══ Records shown ══

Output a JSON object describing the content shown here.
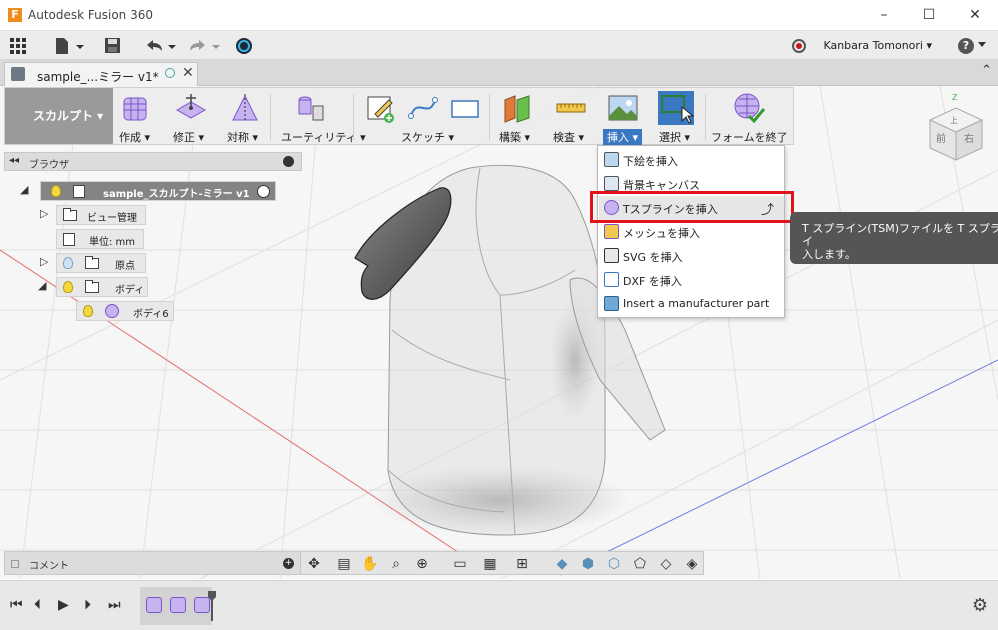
{
  "app": {
    "icon_letter": "F",
    "title": "Autodesk Fusion 360"
  },
  "window_controls": {
    "minimize": "–",
    "maximize": "☐",
    "close": "✕"
  },
  "qat": {
    "user_name": "Kanbara Tomonori ▾",
    "help": "?"
  },
  "document_tab": {
    "label": "sample_...ミラー v1*",
    "close": "✕"
  },
  "ribbon": {
    "workspace": "スカルプト ▾",
    "groups": [
      {
        "label": "作成 ▾"
      },
      {
        "label": "修正 ▾"
      },
      {
        "label": "対称 ▾"
      },
      {
        "label": "ユーティリティ ▾"
      },
      {
        "label": "スケッチ ▾"
      },
      {
        "label": "構築 ▾"
      },
      {
        "label": "検査 ▾"
      },
      {
        "label": "挿入 ▾"
      },
      {
        "label": "選択 ▾"
      },
      {
        "label": "フォームを終了"
      }
    ]
  },
  "insert_menu": {
    "items": [
      {
        "label": "下絵を挿入",
        "icon": "image-icon"
      },
      {
        "label": "背景キャンバス",
        "icon": "canvas-icon"
      },
      {
        "label": "Tスプラインを挿入",
        "icon": "tspline-icon",
        "highlighted": true,
        "suffix": "⤴"
      },
      {
        "label": "メッシュを挿入",
        "icon": "mesh-icon"
      },
      {
        "label": "SVG を挿入",
        "icon": "svg-icon"
      },
      {
        "label": "DXF を挿入",
        "icon": "dxf-icon"
      },
      {
        "label": "Insert a manufacturer part",
        "icon": "manufacturer-part-icon"
      }
    ]
  },
  "tooltip": {
    "line1": "T スプライン(TSM)ファイルを T スプライ",
    "line2": "入します。"
  },
  "browser": {
    "title": "ブラウザ",
    "root": "sample_スカルプト-ミラー v1",
    "items": [
      {
        "label": "ビュー管理"
      },
      {
        "label": "単位: mm"
      },
      {
        "label": "原点"
      },
      {
        "label": "ボディ"
      },
      {
        "label": "ボディ6"
      }
    ]
  },
  "comments": {
    "label": "コメント",
    "add": "+"
  },
  "colors": {
    "accent": "#3b78c2",
    "highlight_box": "#e0131a",
    "workspace_button": "#9a9a9a",
    "tspline_body": "#c7b3ef"
  }
}
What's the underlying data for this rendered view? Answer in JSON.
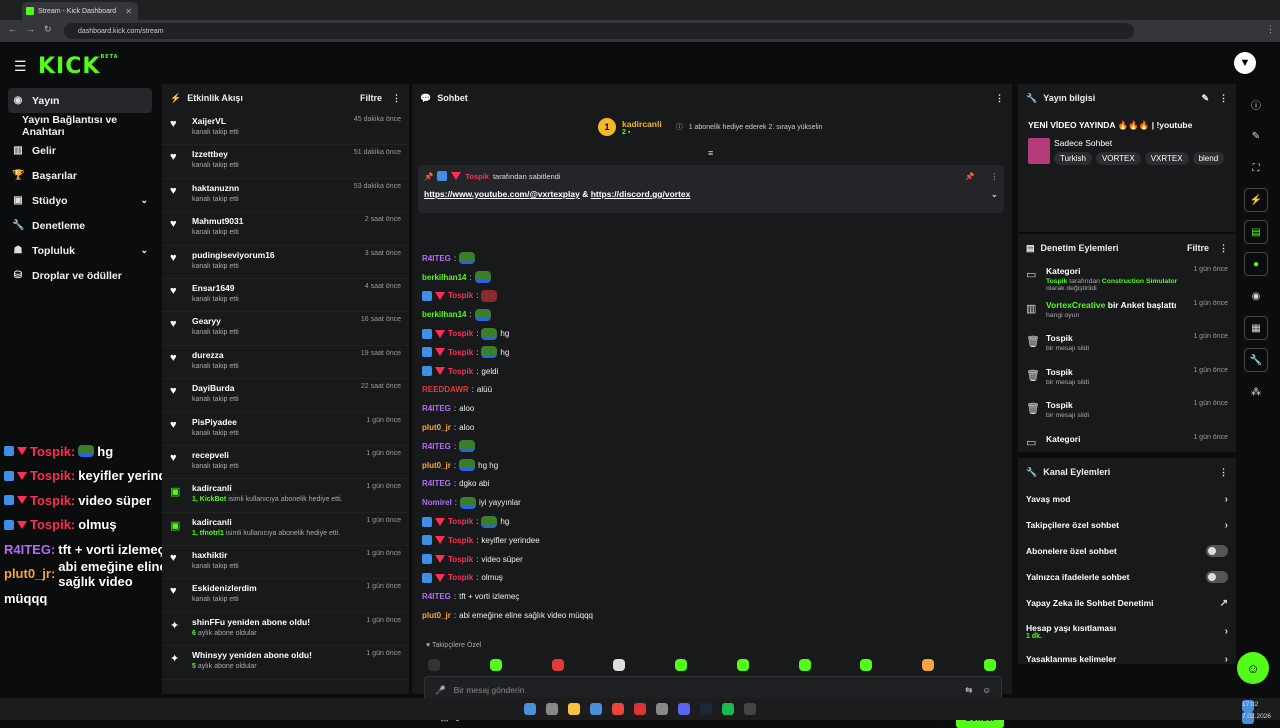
{
  "browser": {
    "tab_title": "Stream - Kick Dashboard",
    "url": "dashboard.kick.com/stream"
  },
  "header": {
    "logo": "KICK",
    "logo_badge": "BETA"
  },
  "nav": [
    {
      "label": "Yayın",
      "icon": "broadcast-icon",
      "active": true
    },
    {
      "label": "Yayın Bağlantısı ve Anahtarı",
      "sub": true
    },
    {
      "label": "Gelir",
      "icon": "chart-icon"
    },
    {
      "label": "Başarılar",
      "icon": "trophy-icon"
    },
    {
      "label": "Stüdyo",
      "icon": "studio-icon",
      "chevron": true
    },
    {
      "label": "Denetleme",
      "icon": "wrench-icon"
    },
    {
      "label": "Topluluk",
      "icon": "people-icon",
      "chevron": true
    },
    {
      "label": "Droplar ve ödüller",
      "icon": "gift-icon"
    }
  ],
  "overlay_chat": [
    {
      "name": "Tospik:",
      "text": "hg",
      "style": "t",
      "badges": true,
      "emote": true
    },
    {
      "name": "Tospik:",
      "text": "keyifler yerindee",
      "style": "t",
      "badges": true
    },
    {
      "name": "Tospik:",
      "text": "video süper",
      "style": "t",
      "badges": true
    },
    {
      "name": "Tospik:",
      "text": "olmuş",
      "style": "t",
      "badges": true
    },
    {
      "name": "R4ITEG:",
      "text": "tft + vorti izlemeç",
      "style": "p"
    },
    {
      "name": "plut0_jr:",
      "text": "abi emeğine eline sağlık video",
      "style": "o"
    },
    {
      "name": "",
      "text": "müqqq",
      "style": ""
    }
  ],
  "activity": {
    "title": "Etkinlik Akışı",
    "filter": "Filtre",
    "items": [
      {
        "name": "XaijerVL",
        "desc": "kanalı takip etti",
        "time": "45 dakika önce"
      },
      {
        "name": "Izzettbey",
        "desc": "kanalı takip etti",
        "time": "51 dakika önce"
      },
      {
        "name": "haktanuznn",
        "desc": "kanalı takip etti",
        "time": "53 dakika önce"
      },
      {
        "name": "Mahmut9031",
        "desc": "kanalı takip etti",
        "time": "2 saat önce"
      },
      {
        "name": "pudingiseviyorum16",
        "desc": "kanalı takip etti",
        "time": "3 saat önce"
      },
      {
        "name": "Ensar1649",
        "desc": "kanalı takip etti",
        "time": "4 saat önce"
      },
      {
        "name": "Gearyy",
        "desc": "kanalı takip etti",
        "time": "16 saat önce"
      },
      {
        "name": "durezza",
        "desc": "kanalı takip etti",
        "time": "19 saat önce"
      },
      {
        "name": "DayiBurda",
        "desc": "kanalı takip etti",
        "time": "22 saat önce"
      },
      {
        "name": "PisPiyadee",
        "desc": "kanalı takip etti",
        "time": "1 gün önce"
      },
      {
        "name": "recepveli",
        "desc": "kanalı takip etti",
        "time": "1 gün önce"
      },
      {
        "name": "kadircanli",
        "desc_pre": "1, KickBot",
        "desc": "isimli kullanıcıya abonelik hediye etti.",
        "time": "1 gün önce",
        "gift": true
      },
      {
        "name": "kadircanli",
        "desc_pre": "1, tfnotrl1",
        "desc": "isimli kullanıcıya abonelik hediye etti.",
        "time": "1 gün önce",
        "gift": true
      },
      {
        "name": "haxhiktir",
        "desc": "kanalı takip etti",
        "time": "1 gün önce"
      },
      {
        "name": "Eskidenizlerdim",
        "desc": "kanalı takip etti",
        "time": "1 gün önce"
      },
      {
        "name": "shinFFu yeniden abone oldu!",
        "desc_pre": "6",
        "desc": "aylık abone oldular",
        "time": "1 gün önce",
        "star": true
      },
      {
        "name": "Whinsyy yeniden abone oldu!",
        "desc_pre": "5",
        "desc": "aylık abone oldular",
        "time": "1 gün önce",
        "star": true
      }
    ]
  },
  "chat": {
    "title": "Sohbet",
    "sub_event": {
      "user": "kadircanli",
      "count": "2",
      "text": "1 abonelik hediye ederek 2. sıraya yükselin",
      "badge": "1"
    },
    "pinned": {
      "by": "Tospik",
      "label": "tarafından sabitlendi",
      "link1": "https://www.youtube.com/@vxrtexplay",
      "amp": "&",
      "link2": "https://discord.gg/vortex"
    },
    "messages": [
      {
        "user": "R4ITEG",
        "text": "",
        "color": "p",
        "emote": true
      },
      {
        "user": "berkilhan14",
        "text": "",
        "color": "g",
        "emote": true
      },
      {
        "user": "Tospik",
        "text": "",
        "color": "t",
        "badges": true,
        "emote": true,
        "red": true
      },
      {
        "user": "berkilhan14",
        "text": "",
        "color": "g",
        "emote": true
      },
      {
        "user": "Tospik",
        "text": "hg",
        "color": "t",
        "badges": true,
        "emote": true
      },
      {
        "user": "Tospik",
        "text": "hg",
        "color": "t",
        "badges": true,
        "emote": true
      },
      {
        "user": "Tospik",
        "text": "geldi",
        "color": "t",
        "badges": true
      },
      {
        "user": "REEDDAWR",
        "text": "alüü",
        "color": "r"
      },
      {
        "user": "R4ITEG",
        "text": "aloo",
        "color": "p"
      },
      {
        "user": "plut0_jr",
        "text": "aloo",
        "color": "o"
      },
      {
        "user": "R4ITEG",
        "text": "",
        "color": "p",
        "emote": true
      },
      {
        "user": "plut0_jr",
        "text": "hg hg",
        "color": "o",
        "emote": true
      },
      {
        "user": "R4ITEG",
        "text": "dgko abi",
        "color": "p"
      },
      {
        "user": "Nomirel",
        "text": "iyi yayyınlar",
        "color": "p",
        "emote": true
      },
      {
        "user": "Tospik",
        "text": "hg",
        "color": "t",
        "badges": true,
        "emote": true
      },
      {
        "user": "Tospik",
        "text": "keyifler yerindee",
        "color": "t",
        "badges": true
      },
      {
        "user": "Tospik",
        "text": "video süper",
        "color": "t",
        "badges": true
      },
      {
        "user": "Tospik",
        "text": "olmuş",
        "color": "t",
        "badges": true
      },
      {
        "user": "R4ITEG",
        "text": "tft + vorti izlemeç",
        "color": "p"
      },
      {
        "user": "plut0_jr",
        "text": "abi emeğine eline sağlık video müqqq",
        "color": "o"
      }
    ],
    "followers_only": "Takipçilere Özel",
    "input_placeholder": "Bir mesaj gönderin",
    "points": "0",
    "send": "Gönder"
  },
  "stream_info": {
    "title": "Yayın bilgisi",
    "stream_title": "YENİ VİDEO YAYINDA 🔥🔥🔥 | !youtube",
    "mode": "Sadece Sohbet",
    "tags": [
      "Turkish",
      "VORTEX",
      "VXRTEX",
      "blend"
    ]
  },
  "mod_actions": {
    "title": "Denetim Eylemleri",
    "filter": "Filtre",
    "items": [
      {
        "title": "Kategori",
        "who": "Tospik",
        "mid": "tarafından",
        "cat": "Construction Simulator",
        "end": "olarak değiştirildi",
        "time": "1 gün önce",
        "icon": "category-icon"
      },
      {
        "title": "VortexCreative",
        "title_rest": "bir Anket başlattı",
        "desc": "hangi oyun",
        "time": "1 gün önce",
        "icon": "poll-icon",
        "green": true
      },
      {
        "title": "Tospik",
        "desc": "bir mesajı sildi",
        "time": "1 gün önce",
        "icon": "trash-icon"
      },
      {
        "title": "Tospik",
        "desc": "bir mesajı sildi",
        "time": "1 gün önce",
        "icon": "trash-icon"
      },
      {
        "title": "Tospik",
        "desc": "bir mesajı sildi",
        "time": "1 gün önce",
        "icon": "trash-icon"
      },
      {
        "title": "Kategori",
        "desc": "",
        "time": "1 gün önce",
        "icon": "category-icon"
      }
    ]
  },
  "channel_actions": {
    "title": "Kanal Eylemleri",
    "items": [
      {
        "label": "Yavaş mod",
        "type": "chevron"
      },
      {
        "label": "Takipçilere özel sohbet",
        "type": "chevron"
      },
      {
        "label": "Abonelere özel sohbet",
        "type": "toggle"
      },
      {
        "label": "Yalnızca ifadelerle sohbet",
        "type": "toggle"
      },
      {
        "label": "Yapay Zeka ile Sohbet Denetimi",
        "type": "external"
      },
      {
        "label": "Hesap yaşı kısıtlaması",
        "sub": "1 dk.",
        "type": "chevron"
      },
      {
        "label": "Yasaklanmış kelimeler",
        "type": "chevron"
      }
    ]
  },
  "taskbar": {
    "time": "17:02",
    "date": "7.02.2026"
  }
}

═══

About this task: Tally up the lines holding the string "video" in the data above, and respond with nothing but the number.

Exercise response: 4